- [Extracted records]
+ + + + + + +
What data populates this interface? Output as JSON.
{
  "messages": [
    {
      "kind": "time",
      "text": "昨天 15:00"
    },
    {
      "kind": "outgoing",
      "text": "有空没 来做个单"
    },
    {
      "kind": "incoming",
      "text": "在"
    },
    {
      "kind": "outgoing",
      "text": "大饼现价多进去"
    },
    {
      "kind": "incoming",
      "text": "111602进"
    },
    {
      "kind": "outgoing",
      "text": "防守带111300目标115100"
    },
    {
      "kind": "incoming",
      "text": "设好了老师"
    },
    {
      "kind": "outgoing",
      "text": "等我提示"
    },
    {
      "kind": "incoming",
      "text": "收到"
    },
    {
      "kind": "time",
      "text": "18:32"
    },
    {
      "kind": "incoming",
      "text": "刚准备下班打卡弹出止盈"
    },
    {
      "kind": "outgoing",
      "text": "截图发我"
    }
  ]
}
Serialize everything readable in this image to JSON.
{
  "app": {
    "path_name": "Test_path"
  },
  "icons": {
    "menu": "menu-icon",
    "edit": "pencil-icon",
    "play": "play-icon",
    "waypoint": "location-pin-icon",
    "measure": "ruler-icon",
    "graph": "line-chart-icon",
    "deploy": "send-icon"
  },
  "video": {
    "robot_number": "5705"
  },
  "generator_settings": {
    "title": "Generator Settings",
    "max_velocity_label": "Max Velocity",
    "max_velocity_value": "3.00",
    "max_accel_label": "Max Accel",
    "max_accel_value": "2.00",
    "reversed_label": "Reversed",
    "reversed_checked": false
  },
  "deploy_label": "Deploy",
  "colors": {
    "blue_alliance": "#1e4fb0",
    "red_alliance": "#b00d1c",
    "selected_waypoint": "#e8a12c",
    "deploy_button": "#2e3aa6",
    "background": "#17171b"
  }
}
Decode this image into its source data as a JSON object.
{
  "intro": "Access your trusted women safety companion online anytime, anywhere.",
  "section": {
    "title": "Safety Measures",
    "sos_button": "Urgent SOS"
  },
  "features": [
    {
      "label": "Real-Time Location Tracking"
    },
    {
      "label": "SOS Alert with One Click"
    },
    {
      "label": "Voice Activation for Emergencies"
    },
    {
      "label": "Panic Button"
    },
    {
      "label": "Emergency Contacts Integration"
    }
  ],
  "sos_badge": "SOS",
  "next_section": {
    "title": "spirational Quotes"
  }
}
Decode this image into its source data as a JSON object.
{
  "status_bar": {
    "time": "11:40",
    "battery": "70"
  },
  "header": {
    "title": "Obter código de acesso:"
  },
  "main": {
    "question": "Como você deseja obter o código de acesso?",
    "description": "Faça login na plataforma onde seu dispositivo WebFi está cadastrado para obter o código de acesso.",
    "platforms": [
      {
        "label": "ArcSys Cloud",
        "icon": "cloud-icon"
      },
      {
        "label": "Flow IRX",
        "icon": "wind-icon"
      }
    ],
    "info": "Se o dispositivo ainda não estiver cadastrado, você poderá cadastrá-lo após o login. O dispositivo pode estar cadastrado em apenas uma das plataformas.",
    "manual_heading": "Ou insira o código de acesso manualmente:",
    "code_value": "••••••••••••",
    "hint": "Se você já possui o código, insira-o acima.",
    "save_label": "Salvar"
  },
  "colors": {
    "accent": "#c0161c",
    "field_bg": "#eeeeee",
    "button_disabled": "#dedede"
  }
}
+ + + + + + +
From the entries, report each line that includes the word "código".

    "title": "Obter código de acesso:"
    "question": "Como você deseja obter o código de acesso?",
    "description": "Faça login na plataforma onde seu dispositivo WebFi está cadastrado para obter o código de acesso.",
    "manual_heading": "Ou insira o código de acesso manualmente:",
    "hint": "Se você já possui o código, insira-o acima.",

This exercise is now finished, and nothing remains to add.